◆ Task brief
Every entry that follows needs to be repeated exactly.

** Opening Data for this exercise block **

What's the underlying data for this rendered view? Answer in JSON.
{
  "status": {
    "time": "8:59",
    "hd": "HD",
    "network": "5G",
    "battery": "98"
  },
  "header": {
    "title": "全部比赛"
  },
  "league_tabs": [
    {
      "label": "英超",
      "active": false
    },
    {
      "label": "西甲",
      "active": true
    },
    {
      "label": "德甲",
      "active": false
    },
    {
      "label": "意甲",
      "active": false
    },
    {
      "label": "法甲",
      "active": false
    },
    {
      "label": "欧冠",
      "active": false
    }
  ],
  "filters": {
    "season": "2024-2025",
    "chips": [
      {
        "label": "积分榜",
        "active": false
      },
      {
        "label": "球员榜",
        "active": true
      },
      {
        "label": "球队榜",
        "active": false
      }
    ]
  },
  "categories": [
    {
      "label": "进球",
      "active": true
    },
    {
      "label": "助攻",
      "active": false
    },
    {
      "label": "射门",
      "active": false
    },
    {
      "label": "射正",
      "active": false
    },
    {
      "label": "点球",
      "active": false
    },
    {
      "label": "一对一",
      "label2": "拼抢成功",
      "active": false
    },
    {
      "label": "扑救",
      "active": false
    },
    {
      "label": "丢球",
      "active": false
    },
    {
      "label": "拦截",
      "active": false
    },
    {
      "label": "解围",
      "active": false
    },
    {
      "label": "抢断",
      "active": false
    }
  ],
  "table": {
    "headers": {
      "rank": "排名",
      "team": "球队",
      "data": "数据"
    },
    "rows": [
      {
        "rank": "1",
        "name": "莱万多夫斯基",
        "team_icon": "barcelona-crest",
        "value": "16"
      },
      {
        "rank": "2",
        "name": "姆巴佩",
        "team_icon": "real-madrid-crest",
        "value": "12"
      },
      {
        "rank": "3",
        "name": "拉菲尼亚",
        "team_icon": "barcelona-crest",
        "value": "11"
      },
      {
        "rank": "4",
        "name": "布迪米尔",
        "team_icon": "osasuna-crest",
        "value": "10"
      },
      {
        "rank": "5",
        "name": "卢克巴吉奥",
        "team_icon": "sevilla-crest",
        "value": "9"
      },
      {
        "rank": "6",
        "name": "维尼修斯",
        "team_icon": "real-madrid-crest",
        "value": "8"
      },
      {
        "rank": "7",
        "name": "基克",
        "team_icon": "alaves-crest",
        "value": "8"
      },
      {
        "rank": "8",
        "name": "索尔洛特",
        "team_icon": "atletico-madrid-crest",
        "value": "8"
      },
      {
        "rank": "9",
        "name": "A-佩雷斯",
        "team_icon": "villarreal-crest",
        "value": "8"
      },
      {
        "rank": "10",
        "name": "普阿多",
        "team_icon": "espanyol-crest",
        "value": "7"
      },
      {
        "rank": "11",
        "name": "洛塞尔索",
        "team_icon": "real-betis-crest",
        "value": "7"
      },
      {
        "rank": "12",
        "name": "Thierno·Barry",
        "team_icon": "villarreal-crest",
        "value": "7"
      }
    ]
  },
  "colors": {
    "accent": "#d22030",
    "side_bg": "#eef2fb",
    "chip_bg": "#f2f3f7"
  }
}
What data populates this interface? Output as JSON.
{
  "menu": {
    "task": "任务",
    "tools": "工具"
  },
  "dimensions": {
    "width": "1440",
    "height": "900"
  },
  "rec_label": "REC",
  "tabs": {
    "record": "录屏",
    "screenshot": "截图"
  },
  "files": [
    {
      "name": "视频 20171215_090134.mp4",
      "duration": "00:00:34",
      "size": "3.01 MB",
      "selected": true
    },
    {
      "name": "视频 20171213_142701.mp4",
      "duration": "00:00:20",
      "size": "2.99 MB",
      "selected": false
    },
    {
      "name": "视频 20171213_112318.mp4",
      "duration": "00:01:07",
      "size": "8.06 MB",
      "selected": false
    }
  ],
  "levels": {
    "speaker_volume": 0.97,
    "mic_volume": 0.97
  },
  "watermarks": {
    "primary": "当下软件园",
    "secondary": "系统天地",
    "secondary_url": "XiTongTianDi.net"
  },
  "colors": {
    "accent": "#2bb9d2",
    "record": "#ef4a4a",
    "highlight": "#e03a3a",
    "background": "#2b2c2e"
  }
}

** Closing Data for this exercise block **

◆ Output for this exercise
What's the underlying data for this rendered view? Answer in JSON.
{
  "status": {
    "time": "8:59",
    "hd": "HD",
    "network": "5G",
    "battery": "98"
  },
  "header": {
    "title": "全部比赛"
  },
  "league_tabs": [
    {
      "label": "英超",
      "active": false
    },
    {
      "label": "西甲",
      "active": true
    },
    {
      "label": "德甲",
      "active": false
    },
    {
      "label": "意甲",
      "active": false
    },
    {
      "label": "法甲",
      "active": false
    },
    {
      "label": "欧冠",
      "active": false
    }
  ],
  "filters": {
    "season": "2024-2025",
    "chips": [
      {
        "label": "积分榜",
        "active": false
      },
      {
        "label": "球员榜",
        "active": true
      },
      {
        "label": "球队榜",
        "active": false
      }
    ]
  },
  "categories": [
    {
      "label": "进球",
      "active": true
    },
    {
      "label": "助攻",
      "active": false
    },
    {
      "label": "射门",
      "active": false
    },
    {
      "label": "射正",
      "active": false
    },
    {
      "label": "点球",
      "active": false
    },
    {
      "label": "一对一",
      "label2": "拼抢成功",
      "active": false
    },
    {
      "label": "扑救",
      "active": false
    },
    {
      "label": "丢球",
      "active": false
    },
    {
      "label": "拦截",
      "active": false
    },
    {
      "label": "解围",
      "active": false
    },
    {
      "label": "抢断",
      "active": false
    }
  ],
  "table": {
    "headers": {
      "rank": "排名",
      "team": "球队",
      "data": "数据"
    },
    "rows": [
      {
        "rank": "1",
        "name": "莱万多夫斯基",
        "team_icon": "barcelona-crest",
        "value": "16"
      },
      {
        "rank": "2",
        "name": "姆巴佩",
        "team_icon": "real-madrid-crest",
        "value": "12"
      },
      {
        "rank": "3",
        "name": "拉菲尼亚",
        "team_icon": "barcelona-crest",
        "value": "11"
      },
      {
        "rank": "4",
        "name": "布迪米尔",
        "team_icon": "osasuna-crest",
        "value": "10"
      },
      {
        "rank": "5",
        "name": "卢克巴吉奥",
        "team_icon": "sevilla-crest",
        "value": "9"
      },
      {
        "rank": "6",
        "name": "维尼修斯",
        "team_icon": "real-madrid-crest",
        "value": "8"
      },
      {
        "rank": "7",
        "name": "基克",
        "team_icon": "alaves-crest",
        "value": "8"
      },
      {
        "rank": "8",
        "name": "索尔洛特",
        "team_icon": "atletico-madrid-crest",
        "value": "8"
      },
      {
        "rank": "9",
        "name": "A-佩雷斯",
        "team_icon": "villarreal-crest",
        "value": "8"
      },
      {
        "rank": "10",
        "name": "普阿多",
        "team_icon": "espanyol-crest",
        "value": "7"
      },
      {
        "rank": "11",
        "name": "洛塞尔索",
        "team_icon": "real-betis-crest",
        "value": "7"
      },
      {
        "rank": "12",
        "name": "Thierno·Barry",
        "team_icon": "villarreal-crest",
        "value": "7"
      }
    ]
  },
  "colors": {
    "accent": "#d22030",
    "side_bg": "#eef2fb",
    "chip_bg": "#f2f3f7"
  }
}
What data populates this interface? Output as JSON.
{
  "menu": {
    "task": "任务",
    "tools": "工具"
  },
  "dimensions": {
    "width": "1440",
    "height": "900"
  },
  "rec_label": "REC",
  "tabs": {
    "record": "录屏",
    "screenshot": "截图"
  },
  "files": [
    {
      "name": "视频 20171215_090134.mp4",
      "duration": "00:00:34",
      "size": "3.01 MB",
      "selected": true
    },
    {
      "name": "视频 20171213_142701.mp4",
      "duration": "00:00:20",
      "size": "2.99 MB",
      "selected": false
    },
    {
      "name": "视频 20171213_112318.mp4",
      "duration": "00:01:07",
      "size": "8.06 MB",
      "selected": false
    }
  ],
  "levels": {
    "speaker_volume": 0.97,
    "mic_volume": 0.97
  },
  "watermarks": {
    "primary": "当下软件园",
    "secondary": "系统天地",
    "secondary_url": "XiTongTianDi.net"
  },
  "colors": {
    "accent": "#2bb9d2",
    "record": "#ef4a4a",
    "highlight": "#e03a3a",
    "background": "#2b2c2e"
  }
}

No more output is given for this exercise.